By Shana Siren Kempton
After last year’s cold snap, Marty Hansen of Belton opened up his hives to discover he had lost 40 percent of his honey bees. Even for a beekeeper like Hansen with decades of experience, the harsh cold spell took its toll on his hives and so many others in the area.
In the wintertime, bees do not hibernate. The male bees known as “drones” are literally left out in the cold while the female bees cluster together inside the hive to maintain a temperature above 90 degrees Fahrenheit. Bees vibrate their wing muscles to generate heat, keeping the brood (the eggs, larvae and pupae) and the queen alive. On the occasional warmer day, bees take the opportunity to fly out of the hive to cleanse themselves and quickly return to their post. Inside, they consume their stores of honey and pollen while beekeepers supplement their diet if necessary.
Weather, neonicotinoids and other pesticides, Varroa mites, hive beetles, and other detriments to the health of bees are constantly being monitored and addressed by vigilant beekeepers.
“The bees are losing but there is always hope,” says Hansen. According to a survey by the nonprofit Bee Informed Partnership, 45.5 percent of managed honey bee colonies across the United States were lost from April 2020 to April 2021. “We’re desperately trying to get more people interested in bees to make more splits and make more bees,” pleads Hansen.
A real comradery exists in the beekeeping community where knowledge is shared and mentorships fostered. Local beekeeping organizations include the Midwestern Beekeepers Association and the Northeastern Kansas Beekeepers Association for all levels of expertise. Meetings are free and yearly dues (under $18) include access to a book lending library and monthly presentations. Both offer scholarships to youth.
Mike McGonigle of Martin City started beekeeping six years ago and credits his success to expert advice from mentors. “Most beekeepers are welcoming of anyone who is willing to take the time and take care of the bees.”
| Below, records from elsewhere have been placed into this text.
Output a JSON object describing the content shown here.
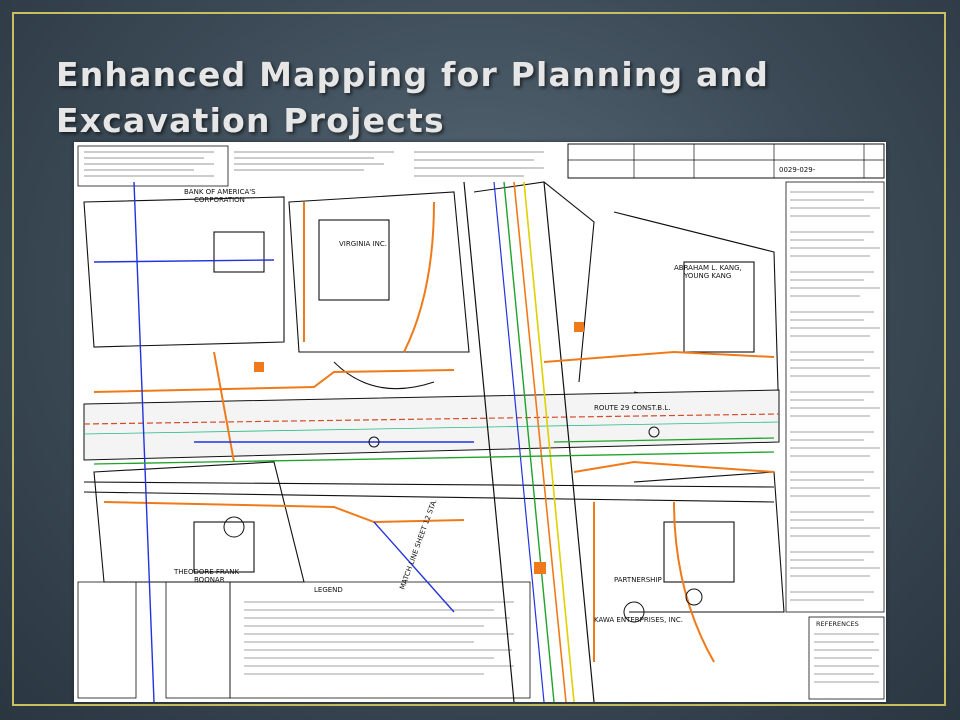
{
  "slide": {
    "title": "Enhanced Mapping for Planning and Excavation Projects"
  },
  "map": {
    "labels": {
      "bank": "BANK OF AMERICA'S",
      "corp": "CORPORATION",
      "virginia": "VIRGINIA INC.",
      "kang": "ABRAHAM L. KANG,",
      "young": "YOUNG KANG",
      "route29": "ROUTE 29 CONST.B.L.",
      "theodore": "THEODORE FRANK",
      "boonar": "BOONAR",
      "kawa": "KAWA ENTERPRISES, INC.",
      "partnership": "PARTNERSHIP",
      "legend": "LEGEND",
      "references": "REFERENCES",
      "match_line": "MATCH LINE SHEET 12 STA.",
      "sheet_no": "0029-029-"
    },
    "colors": {
      "orange": "#f07a1a",
      "blue": "#2233dd",
      "green": "#1fa32a",
      "yellow": "#e0d000",
      "ink": "#111111"
    }
  }
}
Last winter, McGonigle lost one of his hives and found another extremely weakened. By bringing in frames of brood ready to hatch, he was able to bolster the health of the weaker hive at the advice of his mentor from the Kansas Bee Company. “Every year brings a different challenge,” he says.
Both Hansen and McGonigle call the bees “fascinating” and speak of them in intimate ways. Hansen says, “I love to work with them and I play with them all the time,” while McGonigle calls them his “girls.” Both find it rewarding to help these pollinators that are so beneficial to the ecosystem, and of course, they enjoy the honey which boasts nuances of local flavor and higher nutritional value than some of the ultra-processed, commercially available honey.
“To be able to do a hive inspection and see the industriousness and coordination and the beautiful comb that they build and then to experience the joy of spreading your own honey on your toast every morning…it is pretty remarkable,” says McGonigle.
Hansen enjoys helping others with beekeeping, including his three-year-old grandson, Weston Hansen. A veteran himself, Hansen mentors veterans at the VA Hospital where there are currently two hives, and he also teaches classes through the local beekeeper organizations. He is currently working on becoming a Great Plains Master Beekeeper.
For interested individuals, a beginning beekeeping workshop will be held on Feb. 26 through the Midwestern Beekeepers Association where Hansen will be a featured presenter. The class is from 8 a.m-4:30 p.m. in Raytown. Cost is $65 and includes lunch and membership.
“Every new colony that somebody starts is another large population that will be helpful to the environment,” says McGonigle.